━━━━━ Excerpted records

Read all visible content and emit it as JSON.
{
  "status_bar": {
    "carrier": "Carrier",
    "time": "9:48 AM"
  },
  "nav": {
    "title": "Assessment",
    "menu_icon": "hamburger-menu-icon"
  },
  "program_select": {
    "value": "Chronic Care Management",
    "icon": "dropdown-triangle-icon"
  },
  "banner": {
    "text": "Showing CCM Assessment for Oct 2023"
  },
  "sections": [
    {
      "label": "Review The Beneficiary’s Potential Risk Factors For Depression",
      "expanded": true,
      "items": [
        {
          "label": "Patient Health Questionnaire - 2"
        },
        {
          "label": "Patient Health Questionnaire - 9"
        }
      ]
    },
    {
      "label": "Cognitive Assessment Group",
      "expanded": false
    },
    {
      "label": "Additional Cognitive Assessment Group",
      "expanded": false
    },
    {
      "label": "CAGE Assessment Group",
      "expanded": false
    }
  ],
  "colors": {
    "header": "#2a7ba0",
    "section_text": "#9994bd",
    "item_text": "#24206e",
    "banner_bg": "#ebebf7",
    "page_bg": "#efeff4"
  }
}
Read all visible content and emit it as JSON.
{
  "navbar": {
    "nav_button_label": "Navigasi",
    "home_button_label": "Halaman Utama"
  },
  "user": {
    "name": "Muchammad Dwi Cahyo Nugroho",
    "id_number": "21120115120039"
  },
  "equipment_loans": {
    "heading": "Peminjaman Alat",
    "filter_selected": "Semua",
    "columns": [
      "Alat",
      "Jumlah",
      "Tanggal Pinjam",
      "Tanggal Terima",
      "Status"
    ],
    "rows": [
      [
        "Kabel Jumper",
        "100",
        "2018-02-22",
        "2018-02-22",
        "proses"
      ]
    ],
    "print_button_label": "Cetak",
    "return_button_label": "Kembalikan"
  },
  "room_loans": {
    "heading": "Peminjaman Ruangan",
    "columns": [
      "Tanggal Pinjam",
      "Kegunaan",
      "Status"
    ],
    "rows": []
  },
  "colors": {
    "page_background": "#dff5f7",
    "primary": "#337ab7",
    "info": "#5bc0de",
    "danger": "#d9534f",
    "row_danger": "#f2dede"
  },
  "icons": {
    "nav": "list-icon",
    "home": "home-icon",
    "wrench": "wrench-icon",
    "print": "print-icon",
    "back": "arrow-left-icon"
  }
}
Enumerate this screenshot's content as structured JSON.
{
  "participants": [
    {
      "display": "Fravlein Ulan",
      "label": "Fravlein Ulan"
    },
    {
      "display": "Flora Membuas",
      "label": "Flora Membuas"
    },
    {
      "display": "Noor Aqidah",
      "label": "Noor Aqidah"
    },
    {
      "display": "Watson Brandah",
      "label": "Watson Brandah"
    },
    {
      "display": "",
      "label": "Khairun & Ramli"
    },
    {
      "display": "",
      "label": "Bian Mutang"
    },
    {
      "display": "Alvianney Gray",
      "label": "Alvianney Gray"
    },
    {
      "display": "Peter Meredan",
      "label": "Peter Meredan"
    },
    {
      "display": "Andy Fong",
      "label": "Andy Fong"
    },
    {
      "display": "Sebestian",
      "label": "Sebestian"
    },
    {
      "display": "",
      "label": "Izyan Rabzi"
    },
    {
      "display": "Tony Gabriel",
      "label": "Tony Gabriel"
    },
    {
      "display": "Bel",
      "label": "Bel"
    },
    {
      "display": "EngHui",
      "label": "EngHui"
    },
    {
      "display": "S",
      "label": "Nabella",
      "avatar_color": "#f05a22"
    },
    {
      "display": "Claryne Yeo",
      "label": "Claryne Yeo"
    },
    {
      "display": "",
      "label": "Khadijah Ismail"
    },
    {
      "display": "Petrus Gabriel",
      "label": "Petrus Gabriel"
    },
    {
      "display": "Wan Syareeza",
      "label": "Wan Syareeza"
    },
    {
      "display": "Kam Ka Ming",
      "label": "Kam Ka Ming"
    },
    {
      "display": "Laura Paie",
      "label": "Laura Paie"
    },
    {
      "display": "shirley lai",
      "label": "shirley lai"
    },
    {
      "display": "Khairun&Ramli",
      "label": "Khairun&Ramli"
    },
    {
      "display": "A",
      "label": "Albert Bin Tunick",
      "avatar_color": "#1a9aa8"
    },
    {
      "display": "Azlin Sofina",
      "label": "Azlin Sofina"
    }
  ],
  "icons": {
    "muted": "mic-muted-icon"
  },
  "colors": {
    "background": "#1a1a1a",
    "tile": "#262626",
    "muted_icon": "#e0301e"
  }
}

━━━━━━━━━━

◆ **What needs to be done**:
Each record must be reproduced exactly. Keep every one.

◆ **Expected answer**:
Read all visible content and emit it as JSON.
{
  "status_bar": {
    "carrier": "Carrier",
    "time": "9:48 AM"
  },
  "nav": {
    "title": "Assessment",
    "menu_icon": "hamburger-menu-icon"
  },
  "program_select": {
    "value": "Chronic Care Management",
    "icon": "dropdown-triangle-icon"
  },
  "banner": {
    "text": "Showing CCM Assessment for Oct 2023"
  },
  "sections": [
    {
      "label": "Review The Beneficiary’s Potential Risk Factors For Depression",
      "expanded": true,
      "items": [
        {
          "label": "Patient Health Questionnaire - 2"
        },
        {
          "label": "Patient Health Questionnaire - 9"
        }
      ]
    },
    {
      "label": "Cognitive Assessment Group",
      "expanded": false
    },
    {
      "label": "Additional Cognitive Assessment Group",
      "expanded": false
    },
    {
      "label": "CAGE Assessment Group",
      "expanded": false
    }
  ],
  "colors": {
    "header": "#2a7ba0",
    "section_text": "#9994bd",
    "item_text": "#24206e",
    "banner_bg": "#ebebf7",
    "page_bg": "#efeff4"
  }
}
Read all visible content and emit it as JSON.
{
  "navbar": {
    "nav_button_label": "Navigasi",
    "home_button_label": "Halaman Utama"
  },
  "user": {
    "name": "Muchammad Dwi Cahyo Nugroho",
    "id_number": "21120115120039"
  },
  "equipment_loans": {
    "heading": "Peminjaman Alat",
    "filter_selected": "Semua",
    "columns": [
      "Alat",
      "Jumlah",
      "Tanggal Pinjam",
      "Tanggal Terima",
      "Status"
    ],
    "rows": [
      [
        "Kabel Jumper",
        "100",
        "2018-02-22",
        "2018-02-22",
        "proses"
      ]
    ],
    "print_button_label": "Cetak",
    "return_button_label": "Kembalikan"
  },
  "room_loans": {
    "heading": "Peminjaman Ruangan",
    "columns": [
      "Tanggal Pinjam",
      "Kegunaan",
      "Status"
    ],
    "rows": []
  },
  "colors": {
    "page_background": "#dff5f7",
    "primary": "#337ab7",
    "info": "#5bc0de",
    "danger": "#d9534f",
    "row_danger": "#f2dede"
  },
  "icons": {
    "nav": "list-icon",
    "home": "home-icon",
    "wrench": "wrench-icon",
    "print": "print-icon",
    "back": "arrow-left-icon"
  }
}
Enumerate this screenshot's content as structured JSON.
{
  "participants": [
    {
      "display": "Fravlein Ulan",
      "label": "Fravlein Ulan"
    },
    {
      "display": "Flora Membuas",
      "label": "Flora Membuas"
    },
    {
      "display": "Noor Aqidah",
      "label": "Noor Aqidah"
    },
    {
      "display": "Watson Brandah",
      "label": "Watson Brandah"
    },
    {
      "display": "",
      "label": "Khairun & Ramli"
    },
    {
      "display": "",
      "label": "Bian Mutang"
    },
    {
      "display": "Alvianney Gray",
      "label": "Alvianney Gray"
    },
    {
      "display": "Peter Meredan",
      "label": "Peter Meredan"
    },
    {
      "display": "Andy Fong",
      "label": "Andy Fong"
    },
    {
      "display": "Sebestian",
      "label": "Sebestian"
    },
    {
      "display": "",
      "label": "Izyan Rabzi"
    },
    {
      "display": "Tony Gabriel",
      "label": "Tony Gabriel"
    },
    {
      "display": "Bel",
      "label": "Bel"
    },
    {
      "display": "EngHui",
      "label": "EngHui"
    },
    {
      "display": "S",
      "label": "Nabella",
      "avatar_color": "#f05a22"
    },
    {
      "display": "Claryne Yeo",
      "label": "Claryne Yeo"
    },
    {
      "display": "",
      "label": "Khadijah Ismail"
    },
    {
      "display": "Petrus Gabriel",
      "label": "Petrus Gabriel"
    },
    {
      "display": "Wan Syareeza",
      "label": "Wan Syareeza"
    },
    {
      "display": "Kam Ka Ming",
      "label": "Kam Ka Ming"
    },
    {
      "display": "Laura Paie",
      "label": "Laura Paie"
    },
    {
      "display": "shirley lai",
      "label": "shirley lai"
    },
    {
      "display": "Khairun&Ramli",
      "label": "Khairun&Ramli"
    },
    {
      "display": "A",
      "label": "Albert Bin Tunick",
      "avatar_color": "#1a9aa8"
    },
    {
      "display": "Azlin Sofina",
      "label": "Azlin Sofina"
    }
  ],
  "icons": {
    "muted": "mic-muted-icon"
  },
  "colors": {
    "background": "#1a1a1a",
    "tile": "#262626",
    "muted_icon": "#e0301e"
  }
}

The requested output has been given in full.